Whether you have a lot of money or a little, financial planning is a beneficial practice that can help you achieve financial stability and preparedness for the future. There are a number of different financial planning tools available, and selection of the best ones largely depends on individual goals. Many financial planning tools are as simple as budget spreadsheets and cash flow management plans, while others, such as tax structuring, retirement investing, and estate planning can be significantly more complex. Choosing the tools that are right for you begins with an assessment of what you are trying to achieve. Much financial planning work can be done individually, but in many cases, a professional financial planner can be an indispensable resource.
Financial planning can take many forms. A household budget that tracks money in and money out is a form of financial planning, as is any form of investment or long-term savings account, including college savings accounts. The key to financial planning is that it is, in fact, a plan—a plan that is flexible and forward-looking. The tools you implement in your financial plan should be tailored to your financial situation and your goals.
The first step in choosing financial planning tools is knowing what it is you are trying to achieve. Many financial planning websites offer free budget planning spreadsheets, and there are a plethora of money management software programs available, often with free trial periods. Books and subscription-based websites also offer advice for do-it-yourself financial planners on matters such as debt consolidation, strategies for increasing savings, and personal financial structuring, with examples appropriate for many scenarios.

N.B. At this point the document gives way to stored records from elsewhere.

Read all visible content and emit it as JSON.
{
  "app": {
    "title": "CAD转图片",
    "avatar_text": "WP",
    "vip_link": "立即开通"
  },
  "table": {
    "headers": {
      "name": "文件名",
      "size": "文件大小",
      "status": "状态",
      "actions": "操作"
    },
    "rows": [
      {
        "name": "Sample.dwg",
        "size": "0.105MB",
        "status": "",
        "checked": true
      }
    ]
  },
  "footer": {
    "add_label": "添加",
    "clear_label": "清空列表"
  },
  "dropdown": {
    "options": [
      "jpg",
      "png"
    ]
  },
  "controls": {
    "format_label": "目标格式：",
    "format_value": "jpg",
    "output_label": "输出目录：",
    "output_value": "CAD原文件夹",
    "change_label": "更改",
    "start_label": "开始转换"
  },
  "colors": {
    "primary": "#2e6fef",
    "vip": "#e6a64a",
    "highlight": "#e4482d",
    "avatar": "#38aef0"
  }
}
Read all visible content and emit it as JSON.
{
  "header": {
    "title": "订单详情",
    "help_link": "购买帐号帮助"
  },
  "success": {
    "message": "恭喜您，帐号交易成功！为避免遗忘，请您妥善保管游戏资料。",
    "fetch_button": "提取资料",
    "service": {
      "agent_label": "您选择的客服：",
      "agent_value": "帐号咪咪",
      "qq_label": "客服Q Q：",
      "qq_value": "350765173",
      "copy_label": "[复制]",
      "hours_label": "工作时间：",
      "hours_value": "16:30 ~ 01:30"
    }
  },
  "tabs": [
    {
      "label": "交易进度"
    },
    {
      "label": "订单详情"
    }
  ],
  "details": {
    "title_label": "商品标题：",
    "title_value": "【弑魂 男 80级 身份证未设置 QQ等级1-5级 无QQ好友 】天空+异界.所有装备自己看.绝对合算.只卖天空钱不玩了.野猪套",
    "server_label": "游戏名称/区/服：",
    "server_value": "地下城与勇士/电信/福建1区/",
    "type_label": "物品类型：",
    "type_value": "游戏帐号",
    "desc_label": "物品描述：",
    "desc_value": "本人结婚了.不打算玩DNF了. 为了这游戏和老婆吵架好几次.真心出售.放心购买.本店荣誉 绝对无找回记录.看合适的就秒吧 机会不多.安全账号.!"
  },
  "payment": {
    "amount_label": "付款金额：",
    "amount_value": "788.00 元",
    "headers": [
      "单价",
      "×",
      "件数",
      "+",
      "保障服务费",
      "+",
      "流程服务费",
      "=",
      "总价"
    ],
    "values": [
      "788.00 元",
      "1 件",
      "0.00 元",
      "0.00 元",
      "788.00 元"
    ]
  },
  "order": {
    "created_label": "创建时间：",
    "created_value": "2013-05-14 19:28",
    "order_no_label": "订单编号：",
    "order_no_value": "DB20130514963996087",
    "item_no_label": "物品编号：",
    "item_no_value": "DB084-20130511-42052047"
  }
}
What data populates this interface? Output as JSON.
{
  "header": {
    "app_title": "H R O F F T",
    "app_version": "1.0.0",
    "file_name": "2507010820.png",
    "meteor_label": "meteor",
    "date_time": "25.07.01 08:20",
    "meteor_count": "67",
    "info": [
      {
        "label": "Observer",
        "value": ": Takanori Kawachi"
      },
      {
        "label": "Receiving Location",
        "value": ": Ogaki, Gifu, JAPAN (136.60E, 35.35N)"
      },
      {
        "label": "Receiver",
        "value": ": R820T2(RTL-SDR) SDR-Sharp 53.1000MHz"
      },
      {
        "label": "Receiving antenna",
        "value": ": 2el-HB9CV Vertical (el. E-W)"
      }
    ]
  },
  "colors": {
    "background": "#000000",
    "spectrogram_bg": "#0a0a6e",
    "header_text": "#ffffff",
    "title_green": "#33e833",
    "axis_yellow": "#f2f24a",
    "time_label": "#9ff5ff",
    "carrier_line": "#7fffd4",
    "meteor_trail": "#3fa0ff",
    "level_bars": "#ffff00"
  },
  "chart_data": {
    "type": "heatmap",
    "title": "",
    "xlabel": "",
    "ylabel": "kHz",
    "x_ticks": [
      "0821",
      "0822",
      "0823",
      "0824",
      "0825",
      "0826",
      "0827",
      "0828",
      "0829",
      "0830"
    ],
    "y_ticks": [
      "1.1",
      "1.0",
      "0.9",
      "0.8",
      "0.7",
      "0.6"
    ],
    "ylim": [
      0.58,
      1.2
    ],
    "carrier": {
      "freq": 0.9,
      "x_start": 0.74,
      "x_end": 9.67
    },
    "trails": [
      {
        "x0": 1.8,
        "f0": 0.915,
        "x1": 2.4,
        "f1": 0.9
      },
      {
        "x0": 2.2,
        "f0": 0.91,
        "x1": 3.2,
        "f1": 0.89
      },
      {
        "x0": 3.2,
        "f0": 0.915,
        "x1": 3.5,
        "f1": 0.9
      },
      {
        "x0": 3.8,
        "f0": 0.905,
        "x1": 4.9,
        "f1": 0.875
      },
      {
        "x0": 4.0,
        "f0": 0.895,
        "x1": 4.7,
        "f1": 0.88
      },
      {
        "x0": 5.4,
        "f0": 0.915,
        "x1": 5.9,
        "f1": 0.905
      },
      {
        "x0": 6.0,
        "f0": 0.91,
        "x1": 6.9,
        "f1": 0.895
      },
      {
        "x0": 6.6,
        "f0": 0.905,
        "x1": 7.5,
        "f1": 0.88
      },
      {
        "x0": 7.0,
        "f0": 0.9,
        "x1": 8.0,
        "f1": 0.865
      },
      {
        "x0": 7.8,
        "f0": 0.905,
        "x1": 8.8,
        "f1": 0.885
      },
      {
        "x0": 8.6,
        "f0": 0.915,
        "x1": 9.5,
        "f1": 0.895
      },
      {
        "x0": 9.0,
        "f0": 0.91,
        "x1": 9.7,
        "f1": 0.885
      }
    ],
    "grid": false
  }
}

Independent financial planning can be a lot harder to do if your goals are more complicated, such as setting up an estate plan to distribute money and assets to your children and grandchildren, aggressively investing in the stock and bond market, or planning for tax-deferred retirement savings. The laws and rules for setting up trusts and wills, accounting for investment income, and planning for taxes vary dramatically by location. Laws are different in each country, and even within the United States, each state has its own rules. A professional financial planner who knows the local rules and can objectively assess your finances and your goals can often be very helpful in identifying the best financial planning tools for your situation.

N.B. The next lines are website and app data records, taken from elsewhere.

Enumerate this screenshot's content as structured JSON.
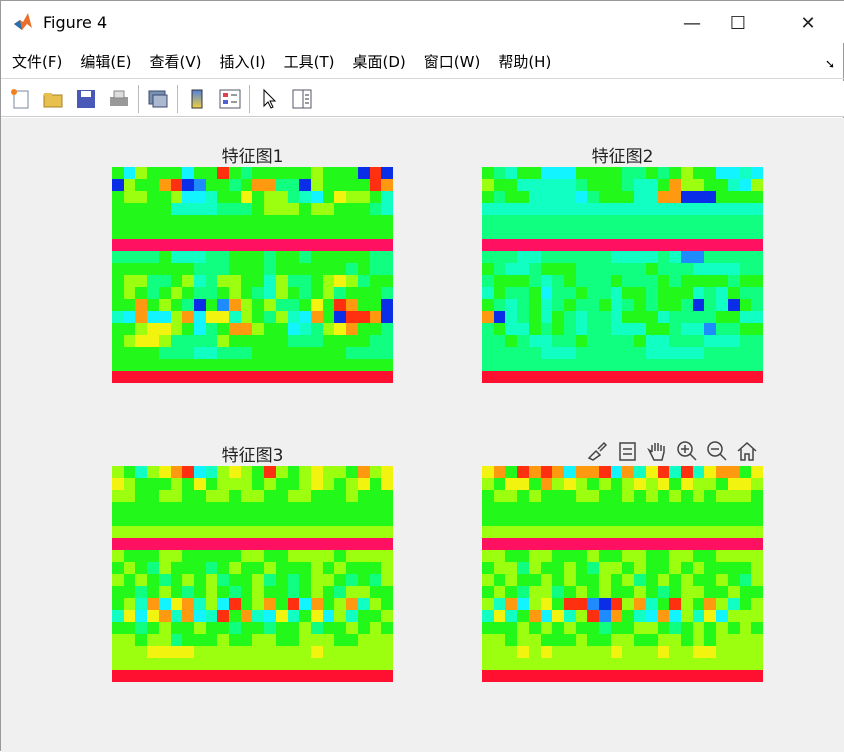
{
  "window": {
    "title": "Figure 4",
    "minimize": "—",
    "maximize": "☐",
    "close": "✕"
  },
  "menu": [
    "文件(F)",
    "编辑(E)",
    "查看(V)",
    "插入(I)",
    "工具(T)",
    "桌面(D)",
    "窗口(W)",
    "帮助(H)"
  ],
  "toolbar": [
    "new-file-icon",
    "open-folder-icon",
    "save-icon",
    "print-icon",
    "link-figure-icon",
    "colorbar-icon",
    "legend-icon",
    "pointer-icon",
    "property-inspector-icon"
  ],
  "modebar": [
    "brush-icon",
    "data-tips-icon",
    "pan-icon",
    "zoom-in-icon",
    "zoom-out-icon",
    "home-icon"
  ],
  "colors": {
    "0": "#0a2ee8",
    "1": "#1e8cff",
    "2": "#12f4ff",
    "3": "#12ffc4",
    "4": "#10ff80",
    "5": "#22f81a",
    "6": "#9cff10",
    "7": "#f2f410",
    "8": "#ff9a10",
    "9": "#ff3010",
    "p": "#ff1060",
    "r": "#ff1030"
  },
  "plots": [
    {
      "title": "特征图1",
      "rows": [
        "526555255954555556555090",
        "065589015545884406555598",
        "566556223557566432576653",
        "555553333444566656655543",
        "555555555555555555555555",
        "555555555555555555555555",
        "pppppppppppppppppppppppp",
        "444453334455545545555544",
        "555555544455545555554544",
        "566445634665536445676455",
        "565456544565436545645554",
        "558565405186564457598550",
        "328226827736546328509980",
        "556776524588655234678554",
        "567764444655555444555544",
        "555544433444555555554444",
        "555555555555555555555555",
        "rrrrrrrrrrrrrrrrrrrrrrrr"
      ]
    },
    {
      "title": "特征图2",
      "rows": [
        "543552225555445456552232",
        "655333334555433586655326",
        "545533332455533880005555",
        "333333333333333333333333",
        "444444444444444444444444",
        "444444444444444444444444",
        "pppppppppppppppppppppppp",
        "444334444443333431144444",
        "543345554444445444333344",
        "455543454445444545555455",
        "354452445443554555343544",
        "543453454453454554043054",
        "803453543443555344445533",
        "453354543443335543314455",
        "445433445444453344433344",
        "444443334444443333344444",
        "444444444444444444444444",
        "rrrrrrrrrrrrrrrrrrrrrrrr"
      ]
    },
    {
      "title": "特征图3",
      "rows": [
        "653678923676596567665867",
        "765556575666565567656757",
        "665566556656655665556555",
        "555555555555555555555555",
        "555555555555555555555555",
        "666666666666666666666666",
        "pppppppppppppppppppppppp",
        "655566555556655666656666",
        "565465554565565556565556",
        "656545656455645456654546",
        "554565456545655456546655",
        "563827836295685928568365",
        "372783823958327357263556",
        "554565565545545564556565",
        "665664555655665566655666",
        "666777766666666667666666",
        "666666666666666666666666",
        "rrrrrrrrrrrrrrrrrrrrrrrr"
      ]
    },
    {
      "title": "",
      "rows": [
        "785989828892837939378857",
        "657758676565676757665776",
        "566565556655656565656665",
        "555555555555555555555555",
        "555555555555555555555555",
        "666666666666666666666666",
        "pppppppppppppppppppppppp",
        "665566555655665566556666",
        "566465565466565565655556",
        "656556565565645656556546",
        "565466456565565456655655",
        "638267599109683596586356",
        "373582736918532826372666",
        "555656565545566545656565",
        "665665556556655665656666",
        "666767666667666766776666",
        "666666666666666666666666",
        "rrrrrrrrrrrrrrrrrrrrrrrr"
      ]
    }
  ]
}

Financial planners usually offer a range of services, from simply walking through a plan to actually setting it up for you. If your financial goals involve transactions that you are not sure you know how to set up, or if you are interested in new ideas for how you could be doing some parts of your planning better, even just a few consultations with a financial planner could help you get more out of your planning.
There is no objective test for choosing the best financial planning tools, but finding what is right for you is often as simple as figuring out what you want, then learning how to set that plan in motion. Getting started and sticking with it are often the biggest challenges. Do your research, make your plan, and look forward to a more secure and predictable financial future.